Task objective> Nothing should be left out: repeat all the data exactly.

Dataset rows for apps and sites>
= = =
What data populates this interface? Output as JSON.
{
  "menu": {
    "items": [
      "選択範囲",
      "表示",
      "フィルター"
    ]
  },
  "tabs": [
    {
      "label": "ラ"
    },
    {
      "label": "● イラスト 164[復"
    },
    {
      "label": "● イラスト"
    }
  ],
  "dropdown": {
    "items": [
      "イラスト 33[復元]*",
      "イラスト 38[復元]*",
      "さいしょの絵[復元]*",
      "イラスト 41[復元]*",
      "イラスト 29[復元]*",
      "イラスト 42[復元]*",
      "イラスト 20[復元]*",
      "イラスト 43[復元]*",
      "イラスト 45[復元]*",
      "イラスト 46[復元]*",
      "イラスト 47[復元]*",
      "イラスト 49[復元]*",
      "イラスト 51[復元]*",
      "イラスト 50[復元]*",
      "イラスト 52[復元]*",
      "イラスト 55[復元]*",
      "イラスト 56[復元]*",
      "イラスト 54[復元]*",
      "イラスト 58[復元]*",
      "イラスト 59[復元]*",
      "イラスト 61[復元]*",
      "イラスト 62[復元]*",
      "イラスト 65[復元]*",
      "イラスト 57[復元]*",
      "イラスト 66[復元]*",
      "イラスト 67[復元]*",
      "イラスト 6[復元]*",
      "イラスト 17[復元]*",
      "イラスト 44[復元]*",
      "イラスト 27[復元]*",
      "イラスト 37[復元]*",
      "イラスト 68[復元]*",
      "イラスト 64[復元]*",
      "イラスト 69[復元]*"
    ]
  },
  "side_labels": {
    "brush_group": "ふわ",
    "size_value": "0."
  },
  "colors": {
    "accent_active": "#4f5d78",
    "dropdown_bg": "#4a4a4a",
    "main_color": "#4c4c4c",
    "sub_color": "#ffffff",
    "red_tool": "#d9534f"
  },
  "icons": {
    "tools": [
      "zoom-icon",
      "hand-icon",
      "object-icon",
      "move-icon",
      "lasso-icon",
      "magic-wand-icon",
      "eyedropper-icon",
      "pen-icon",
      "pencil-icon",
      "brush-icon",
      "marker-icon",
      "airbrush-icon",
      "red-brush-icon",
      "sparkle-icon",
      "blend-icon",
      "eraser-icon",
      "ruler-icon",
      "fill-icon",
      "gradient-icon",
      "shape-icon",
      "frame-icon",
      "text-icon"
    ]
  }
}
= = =
Task output>
What data populates this interface? Output as JSON.
{
  "menu": {
    "items": [
      "選択範囲",
      "表示",
      "フィルター"
    ]
  },
  "tabs": [
    {
      "label": "ラ"
    },
    {
      "label": "● イラスト 164[復"
    },
    {
      "label": "● イラスト"
    }
  ],
  "dropdown": {
    "items": [
      "イラスト 33[復元]*",
      "イラスト 38[復元]*",
      "さいしょの絵[復元]*",
      "イラスト 41[復元]*",
      "イラスト 29[復元]*",
      "イラスト 42[復元]*",
      "イラスト 20[復元]*",
      "イラスト 43[復元]*",
      "イラスト 45[復元]*",
      "イラスト 46[復元]*",
      "イラスト 47[復元]*",
      "イラスト 49[復元]*",
      "イラスト 51[復元]*",
      "イラスト 50[復元]*",
      "イラスト 52[復元]*",
      "イラスト 55[復元]*",
      "イラスト 56[復元]*",
      "イラスト 54[復元]*",
      "イラスト 58[復元]*",
      "イラスト 59[復元]*",
      "イラスト 61[復元]*",
      "イラスト 62[復元]*",
      "イラスト 65[復元]*",
      "イラスト 57[復元]*",
      "イラスト 66[復元]*",
      "イラスト 67[復元]*",
      "イラスト 6[復元]*",
      "イラスト 17[復元]*",
      "イラスト 44[復元]*",
      "イラスト 27[復元]*",
      "イラスト 37[復元]*",
      "イラスト 68[復元]*",
      "イラスト 64[復元]*",
      "イラスト 69[復元]*"
    ]
  },
  "side_labels": {
    "brush_group": "ふわ",
    "size_value": "0."
  },
  "colors": {
    "accent_active": "#4f5d78",
    "dropdown_bg": "#4a4a4a",
    "main_color": "#4c4c4c",
    "sub_color": "#ffffff",
    "red_tool": "#d9534f"
  },
  "icons": {
    "tools": [
      "zoom-icon",
      "hand-icon",
      "object-icon",
      "move-icon",
      "lasso-icon",
      "magic-wand-icon",
      "eyedropper-icon",
      "pen-icon",
      "pencil-icon",
      "brush-icon",
      "marker-icon",
      "airbrush-icon",
      "red-brush-icon",
      "sparkle-icon",
      "blend-icon",
      "eraser-icon",
      "ruler-icon",
      "fill-icon",
      "gradient-icon",
      "shape-icon",
      "frame-icon",
      "text-icon"
    ]
  }
}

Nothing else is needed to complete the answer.